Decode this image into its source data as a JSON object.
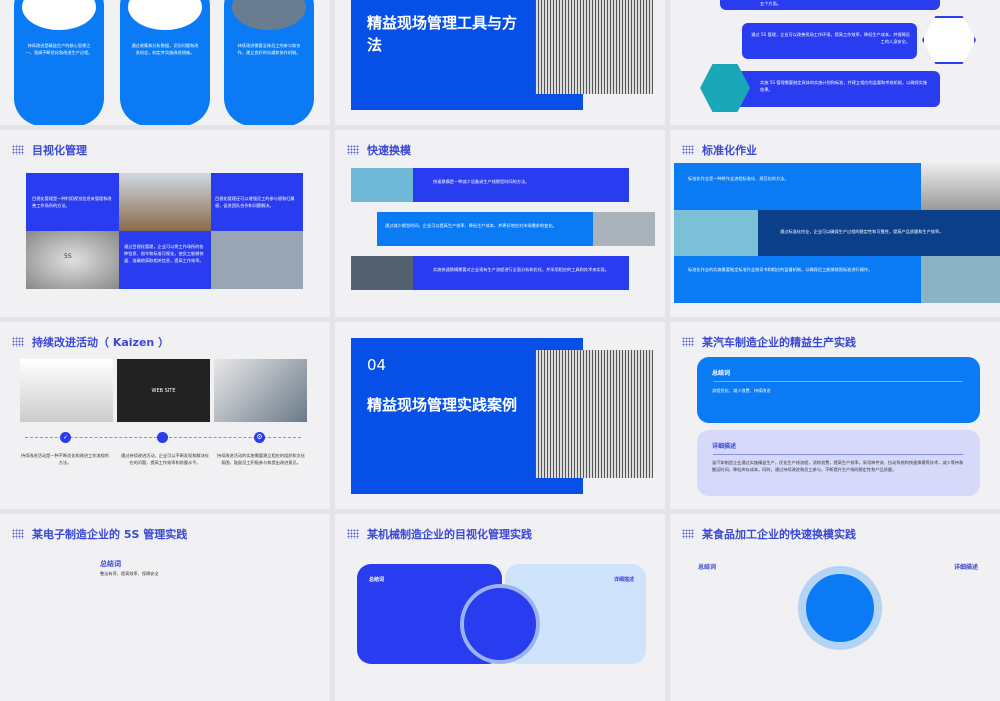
{
  "slides": [
    {
      "cards": [
        "持续改进是精益生产的核心思想之一，强调不断优化和改进生产过程。",
        "通过收集和分析数据，识别问题和改进机会，制定并实施改进措施。",
        "持续改进需要全体员工的参与和合作，建立良好的沟通和协作机制。"
      ]
    },
    {
      "title": "精益现场管理工具与方法"
    },
    {
      "items": [
        "五个方面。",
        "通过 5S 管理，企业可以改善现场工作环境，提高工作效率，降低生产成本，并保障员工的人身安全。",
        "实施 5S 管理需要制定具体的实施计划和标准，并建立相应的监督和考核机制，以确保实施效果。"
      ]
    },
    {
      "title": "目视化管理",
      "texts": [
        "目视化管理是一种利用视觉信息来管理和改善工作场所的方法。",
        "目视化管理还可以增强员工的参与感和归属感，促进团队合作和问题解决。",
        "通过目视化管理，企业可以将工作场所的各种信息、指令和标准可视化，使员工能够快速、准确地获取相关信息，提高工作效率。"
      ],
      "center_label": "5S"
    },
    {
      "title": "快速换模",
      "texts": [
        "快速换模是一种减少设备或生产线换型时间的方法。",
        "通过减少换型时间，企业可以提高生产效率，降低生产成本，并更好地应对市场需求的变化。",
        "实施快速换模需要对企业现有生产流程进行全面分析和优化，并采用相应的工具和技术来实现。"
      ]
    },
    {
      "title": "标准化作业",
      "texts": [
        "标准化作业是一种将作业流程标准化、规范化的方法。",
        "通过标准化作业，企业可以确保生产过程的稳定性和可靠性，提高产品质量和生产效率。",
        "标准化作业的实施需要制定标准作业指导书和相应的监督机制，以确保员工能够按照标准进行操作。"
      ]
    },
    {
      "title": "持续改进活动（ Kaizen ）",
      "texts": [
        "持续改进活动是一种不断优化和改进工作流程的方法。",
        "通过持续改进活动，企业可以不断发现和解决存在的问题，提高工作效率和质量水平。",
        "持续改进活动的实施需要建立相应的组织和文化氛围，鼓励员工积极参与和提出改进意见。"
      ],
      "web_label": "WEB SITE"
    },
    {
      "number": "04",
      "title": "精益现场管理实践案例"
    },
    {
      "title": "某汽车制造企业的精益生产实践",
      "summary_label": "总结词",
      "summary": "流程优化、减少浪费、持续改进",
      "detail_label": "详细描述",
      "detail": "该汽车制造企业通过实施精益生产，优化生产线流程，消除浪费，提高生产效率。采用单件流、拉动系统和快速换模等技术，减少等待和搬运时间，降低库存成本。同时，通过持续改进和员工参与，不断提升生产线的稳定性和产品质量。"
    },
    {
      "title": "某电子制造企业的 5S 管理实践",
      "summary_label": "总结词",
      "summary": "整洁有序、提高效率、保障安全"
    },
    {
      "title": "某机械制造企业的目视化管理实践",
      "summary_label": "总结词",
      "detail_label": "详细描述"
    },
    {
      "title": "某食品加工企业的快速换模实践",
      "summary_label": "总结词",
      "detail_label": "详细描述"
    }
  ],
  "colors": {
    "blue": "#2a3cf0",
    "sky": "#0a7bf5",
    "navy": "#0c3f8a",
    "title": "#3a48d6"
  }
}
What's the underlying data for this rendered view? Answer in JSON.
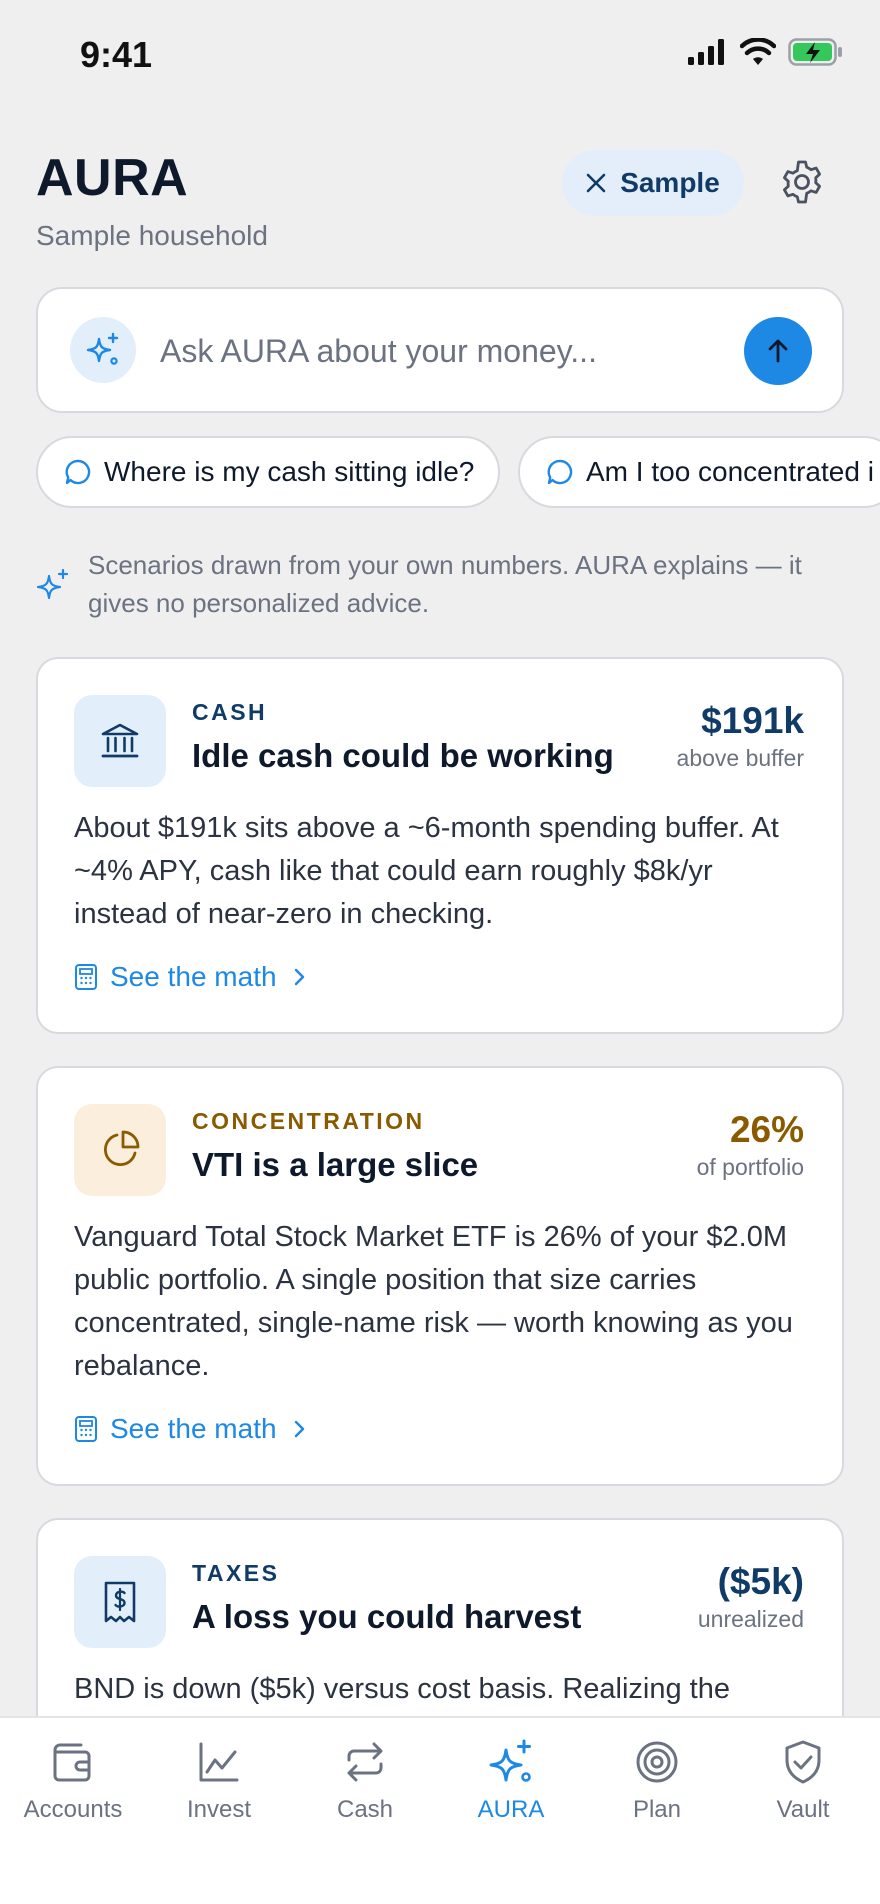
{
  "status_bar": {
    "time": "9:41"
  },
  "header": {
    "title": "AURA",
    "subtitle": "Sample household",
    "sample_label": "Sample"
  },
  "ask": {
    "placeholder": "Ask AURA about your money..."
  },
  "chips": [
    {
      "label": "Where is my cash sitting idle?"
    },
    {
      "label": "Am I too concentrated i"
    }
  ],
  "disclaimer": "Scenarios drawn from your own numbers. AURA explains — it gives no personalized advice.",
  "cards": [
    {
      "category": "CASH",
      "title": "Idle cash could be working",
      "metric_value": "$191k",
      "metric_caption": "above buffer",
      "body": "About $191k sits above a ~6-month spending buffer. At ~4% APY, cash like that could earn roughly $8k/yr instead of near-zero in checking.",
      "link": "See the math",
      "accent": "#0f3b66",
      "icon": "bank-icon"
    },
    {
      "category": "CONCENTRATION",
      "title": "VTI is a large slice",
      "metric_value": "26%",
      "metric_caption": "of portfolio",
      "body": "Vanguard Total Stock Market ETF is 26% of your $2.0M public portfolio. A single position that size carries concentrated, single-name risk — worth knowing as you rebalance.",
      "link": "See the math",
      "accent": "#8a5a00",
      "icon": "pie-chart-icon"
    },
    {
      "category": "TAXES",
      "title": "A loss you could harvest",
      "metric_value": "($5k)",
      "metric_caption": "unrealized",
      "body": "BND is down ($5k) versus cost basis. Realizing the",
      "accent": "#0f3b66",
      "icon": "receipt-icon"
    }
  ],
  "tabs": [
    {
      "label": "Accounts",
      "icon": "wallet-icon"
    },
    {
      "label": "Invest",
      "icon": "chart-icon"
    },
    {
      "label": "Cash",
      "icon": "transfer-icon"
    },
    {
      "label": "AURA",
      "icon": "sparkle-icon",
      "active": true
    },
    {
      "label": "Plan",
      "icon": "target-icon"
    },
    {
      "label": "Vault",
      "icon": "shield-icon"
    }
  ],
  "colors": {
    "accent": "#1e88e5",
    "navy": "#0f3b66",
    "amber": "#8a5a00",
    "background": "#efefef"
  }
}
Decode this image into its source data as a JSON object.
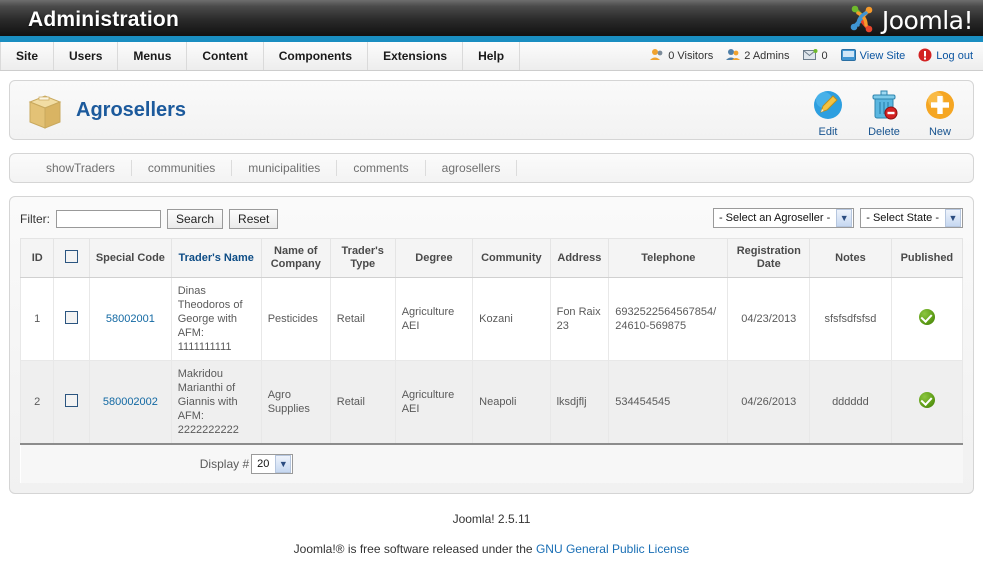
{
  "header": {
    "title": "Administration",
    "logo_text": "Joomla!",
    "logo_icon": "joomla-logo-icon"
  },
  "mainmenu": [
    {
      "label": "Site"
    },
    {
      "label": "Users"
    },
    {
      "label": "Menus"
    },
    {
      "label": "Content"
    },
    {
      "label": "Components"
    },
    {
      "label": "Extensions"
    },
    {
      "label": "Help"
    }
  ],
  "status": [
    {
      "icon": "visitors-icon",
      "label": "0 Visitors"
    },
    {
      "icon": "admins-icon",
      "label": "2 Admins"
    },
    {
      "icon": "messages-icon",
      "label": "0"
    },
    {
      "icon": "view-site-icon",
      "label": "View Site"
    },
    {
      "icon": "logout-icon",
      "label": "Log out"
    }
  ],
  "page": {
    "title": "Agrosellers",
    "icon": "box-icon"
  },
  "toolbar": [
    {
      "label": "Edit",
      "icon": "edit-pencil-icon"
    },
    {
      "label": "Delete",
      "icon": "trash-icon"
    },
    {
      "label": "New",
      "icon": "plus-icon"
    }
  ],
  "submenu": [
    {
      "label": "showTraders"
    },
    {
      "label": "communities"
    },
    {
      "label": "municipalities"
    },
    {
      "label": "comments"
    },
    {
      "label": "agrosellers"
    }
  ],
  "filter": {
    "label": "Filter:",
    "value": "",
    "placeholder": "",
    "search_label": "Search",
    "reset_label": "Reset"
  },
  "selects": {
    "agroseller": "- Select an Agroseller -",
    "state": "- Select State -"
  },
  "table": {
    "columns": [
      "ID",
      "",
      "Special Code",
      "Trader's Name",
      "Name of Company",
      "Trader's Type",
      "Degree",
      "Community",
      "Address",
      "Telephone",
      "Registration Date",
      "Notes",
      "Published"
    ],
    "sorted_column": "Trader's Name",
    "rows": [
      {
        "id": "1",
        "special_code": "58002001",
        "traders_name": "Dinas Theodoros of George with AFM: 1111111111",
        "name_of_company": "Pesticides",
        "traders_type": "Retail",
        "degree": "Agriculture AEI",
        "community": "Kozani",
        "address": "Fon Raix 23",
        "telephone": "6932522564567854/ 24610-569875",
        "registration_date": "04/23/2013",
        "notes": "sfsfsdfsfsd",
        "published": true
      },
      {
        "id": "2",
        "special_code": "580002002",
        "traders_name": "Makridou Marianthi of Giannis with AFM: 2222222222",
        "name_of_company": "Agro Supplies",
        "traders_type": "Retail",
        "degree": "Agriculture AEI",
        "community": "Neapoli",
        "address": "lksdjflj",
        "telephone": "534454545",
        "registration_date": "04/26/2013",
        "notes": "dddddd",
        "published": true
      }
    ],
    "footer": {
      "display_label": "Display #",
      "display_value": "20"
    }
  },
  "footer": {
    "version": "Joomla! 2.5.11",
    "license_prefix": "Joomla!® is free software released under the ",
    "license_link": "GNU General Public License"
  },
  "colors": {
    "accent_blue": "#1a8ec1",
    "title_blue": "#1c5a9c",
    "link_blue": "#1369a3",
    "published_green": "#5d9c16"
  }
}
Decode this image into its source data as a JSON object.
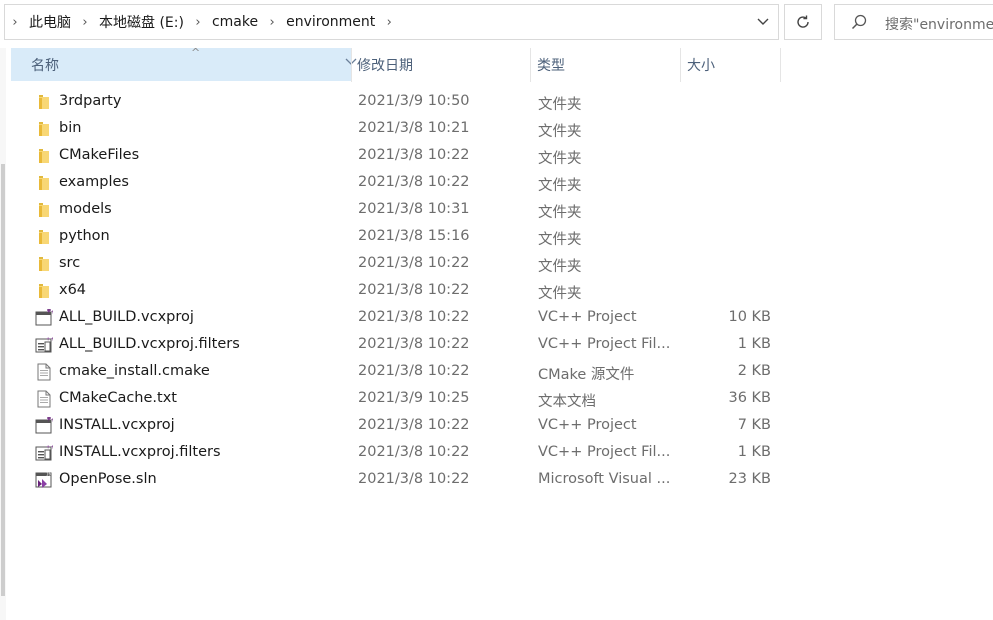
{
  "address_bar": {
    "crumbs": [
      "此电脑",
      "本地磁盘 (E:)",
      "cmake",
      "environment"
    ]
  },
  "search": {
    "placeholder": "搜索\"environment\""
  },
  "columns": {
    "name": "名称",
    "date": "修改日期",
    "type": "类型",
    "size": "大小"
  },
  "files": [
    {
      "name": "3rdparty",
      "date": "2021/3/9 10:50",
      "type": "文件夹",
      "size": "",
      "icon": "folder-icon"
    },
    {
      "name": "bin",
      "date": "2021/3/8 10:21",
      "type": "文件夹",
      "size": "",
      "icon": "folder-icon"
    },
    {
      "name": "CMakeFiles",
      "date": "2021/3/8 10:22",
      "type": "文件夹",
      "size": "",
      "icon": "folder-icon"
    },
    {
      "name": "examples",
      "date": "2021/3/8 10:22",
      "type": "文件夹",
      "size": "",
      "icon": "folder-icon"
    },
    {
      "name": "models",
      "date": "2021/3/8 10:31",
      "type": "文件夹",
      "size": "",
      "icon": "folder-icon"
    },
    {
      "name": "python",
      "date": "2021/3/8 15:16",
      "type": "文件夹",
      "size": "",
      "icon": "folder-icon"
    },
    {
      "name": "src",
      "date": "2021/3/8 10:22",
      "type": "文件夹",
      "size": "",
      "icon": "folder-icon"
    },
    {
      "name": "x64",
      "date": "2021/3/8 10:22",
      "type": "文件夹",
      "size": "",
      "icon": "folder-icon"
    },
    {
      "name": "ALL_BUILD.vcxproj",
      "date": "2021/3/8 10:22",
      "type": "VC++ Project",
      "size": "10 KB",
      "icon": "vcxproj-file-icon"
    },
    {
      "name": "ALL_BUILD.vcxproj.filters",
      "date": "2021/3/8 10:22",
      "type": "VC++ Project Fil...",
      "size": "1 KB",
      "icon": "vcxproj-filters-file-icon"
    },
    {
      "name": "cmake_install.cmake",
      "date": "2021/3/8 10:22",
      "type": "CMake 源文件",
      "size": "2 KB",
      "icon": "text-file-icon"
    },
    {
      "name": "CMakeCache.txt",
      "date": "2021/3/9 10:25",
      "type": "文本文档",
      "size": "36 KB",
      "icon": "text-file-icon"
    },
    {
      "name": "INSTALL.vcxproj",
      "date": "2021/3/8 10:22",
      "type": "VC++ Project",
      "size": "7 KB",
      "icon": "vcxproj-file-icon"
    },
    {
      "name": "INSTALL.vcxproj.filters",
      "date": "2021/3/8 10:22",
      "type": "VC++ Project Fil...",
      "size": "1 KB",
      "icon": "vcxproj-filters-file-icon"
    },
    {
      "name": "OpenPose.sln",
      "date": "2021/3/8 10:22",
      "type": "Microsoft Visual ...",
      "size": "23 KB",
      "icon": "solution-file-icon"
    }
  ],
  "colors": {
    "header_selected_bg": "#d9ebf9",
    "folder_yellow": "#f8d775",
    "vs_purple": "#68217a"
  }
}
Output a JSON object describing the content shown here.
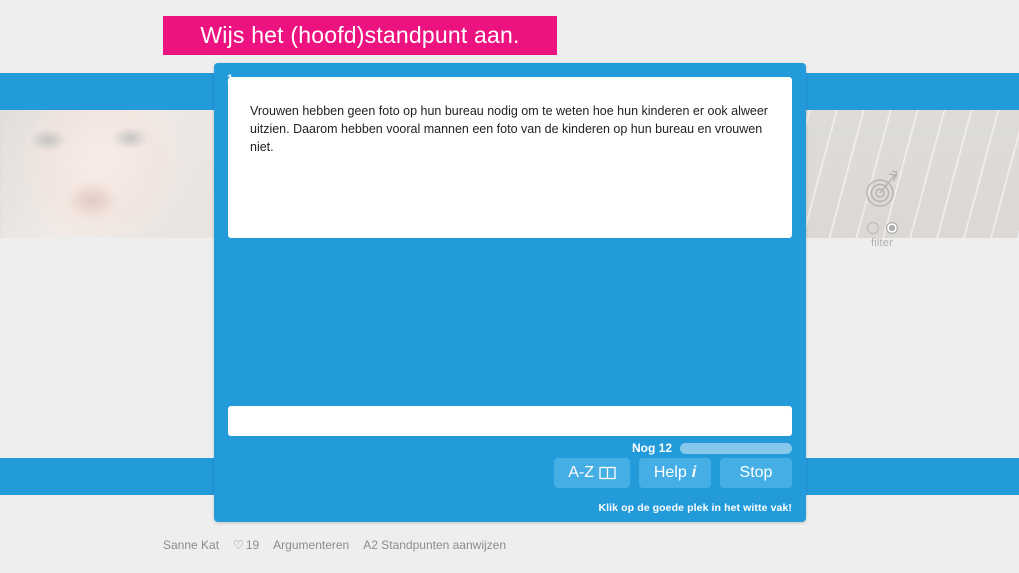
{
  "title": {
    "text": "Wijs het (hoofd)standpunt aan.",
    "background_color": "#ec1280",
    "text_color": "#ffffff"
  },
  "theme": {
    "accent_blue": "#239bdb",
    "button_blue": "#45aee4",
    "page_background": "#eeeeee",
    "pink": "#ec1280"
  },
  "dialog": {
    "badge_number": "1",
    "statement": "Vrouwen hebben geen foto op hun bureau nodig om te weten hoe hun kinderen er ook alweer uitzien. Daarom hebben vooral mannen een foto van de kinderen op hun bureau en vrouwen niet.",
    "answer_value": "",
    "answer_placeholder": "",
    "progress": {
      "label": "Nog 12",
      "remaining": 12,
      "percent": 100
    },
    "buttons": [
      {
        "label": "A-Z",
        "icon": "book-icon",
        "name": "az-button"
      },
      {
        "label": "Help",
        "icon": "info-i-icon",
        "name": "help-button"
      },
      {
        "label": "Stop",
        "icon": "",
        "name": "stop-button"
      }
    ],
    "hint": "Klik op de goede plek in het witte vak!"
  },
  "filter_widget": {
    "icon": "target-icon",
    "label": "filter",
    "options": [
      {
        "selected": false
      },
      {
        "selected": true
      }
    ]
  },
  "footer": {
    "user_name": "Sanne Kat",
    "heart_icon": "♡",
    "heart_count": "19",
    "category": "Argumenteren",
    "lesson": "A2 Standpunten aanwijzen"
  }
}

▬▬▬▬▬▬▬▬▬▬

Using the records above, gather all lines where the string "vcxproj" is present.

      "name": "ALL_BUILD.vcxproj",
      "icon": "vcxproj-file-icon"
      "name": "ALL_BUILD.vcxproj.filters",
      "icon": "vcxproj-filters-file-icon"
      "name": "INSTALL.vcxproj",
      "icon": "vcxproj-file-icon"
      "name": "INSTALL.vcxproj.filters",
      "icon": "vcxproj-filters-file-icon"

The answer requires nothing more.